- _Task item_: From the records below, copy every line that contains the word "status".

** Opening Data shown block **

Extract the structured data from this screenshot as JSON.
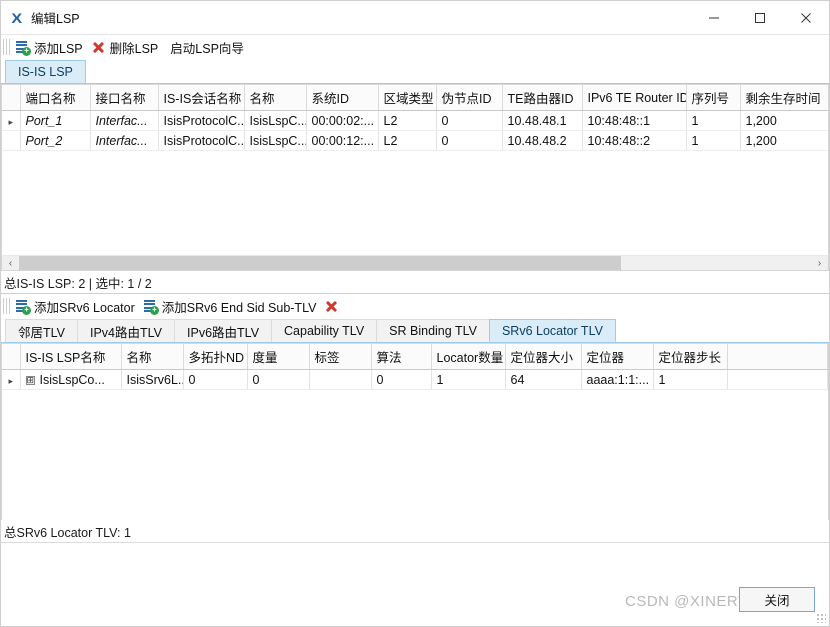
{
  "window": {
    "title": "编辑LSP",
    "app_icon": "x-logo-icon",
    "controls": {
      "minimize": "minimize-icon",
      "maximize": "maximize-icon",
      "close": "close-icon"
    }
  },
  "lsp_panel": {
    "toolbar": [
      {
        "icon": "add-list-icon",
        "label": "添加LSP"
      },
      {
        "icon": "delete-x-icon",
        "label": "删除LSP"
      },
      {
        "icon": "none",
        "label": "启动LSP向导"
      }
    ],
    "tabs": [
      {
        "label": "IS-IS LSP",
        "active": true
      }
    ],
    "columns": [
      "端口名称",
      "接口名称",
      "IS-IS会话名称",
      "名称",
      "系统ID",
      "区域类型",
      "伪节点ID",
      "TE路由器ID",
      "IPv6 TE Router ID",
      "序列号",
      "剩余生存时间"
    ],
    "rows": [
      {
        "selected": true,
        "cells": [
          "Port_1",
          "Interfac...",
          "IsisProtocolC...",
          "IsisLspC...",
          "00:00:02:...",
          "L2",
          "0",
          "10.48.48.1",
          "10:48:48::1",
          "1",
          "1,200"
        ]
      },
      {
        "selected": false,
        "cells": [
          "Port_2",
          "Interfac...",
          "IsisProtocolC...",
          "IsisLspC...",
          "00:00:12:...",
          "L2",
          "0",
          "10.48.48.2",
          "10:48:48::2",
          "1",
          "1,200"
        ]
      }
    ],
    "scrollbar": {
      "left_arrow": "‹",
      "right_arrow": "›",
      "thumb_width_pct": "76%"
    },
    "status": "总IS-IS LSP: 2 | 选中: 1 / 2"
  },
  "tlv_panel": {
    "toolbar": [
      {
        "icon": "add-list-icon",
        "label": "添加SRv6 Locator"
      },
      {
        "icon": "add-list-icon",
        "label": "添加SRv6 End Sid Sub-TLV"
      },
      {
        "icon": "delete-x-icon",
        "label": ""
      }
    ],
    "tabs": [
      {
        "label": "邻居TLV",
        "active": false
      },
      {
        "label": "IPv4路由TLV",
        "active": false
      },
      {
        "label": "IPv6路由TLV",
        "active": false
      },
      {
        "label": "Capability TLV",
        "active": false
      },
      {
        "label": "SR Binding TLV",
        "active": false
      },
      {
        "label": "SRv6 Locator TLV",
        "active": true
      }
    ],
    "columns": [
      "IS-IS LSP名称",
      "名称",
      "多拓扑ND",
      "度量",
      "标签",
      "算法",
      "Locator数量",
      "定位器大小",
      "定位器",
      "定位器步长",
      ""
    ],
    "rows": [
      {
        "selected": true,
        "expander": "⊞",
        "cells": [
          "IsisLspCo...",
          "IsisSrv6L...",
          "0",
          "0",
          "",
          "0",
          "1",
          "64",
          "aaaa:1:1:...",
          "1",
          ""
        ]
      }
    ],
    "status": "总SRv6 Locator TLV: 1"
  },
  "footer": {
    "close_button": "关闭",
    "watermark": "CSDN @XINERTEL"
  }
}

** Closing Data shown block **

- _Written solution_:
    "status": "总IS-IS LSP: 2 | 选中: 1 / 2"
    "status": "总SRv6 Locator TLV: 1"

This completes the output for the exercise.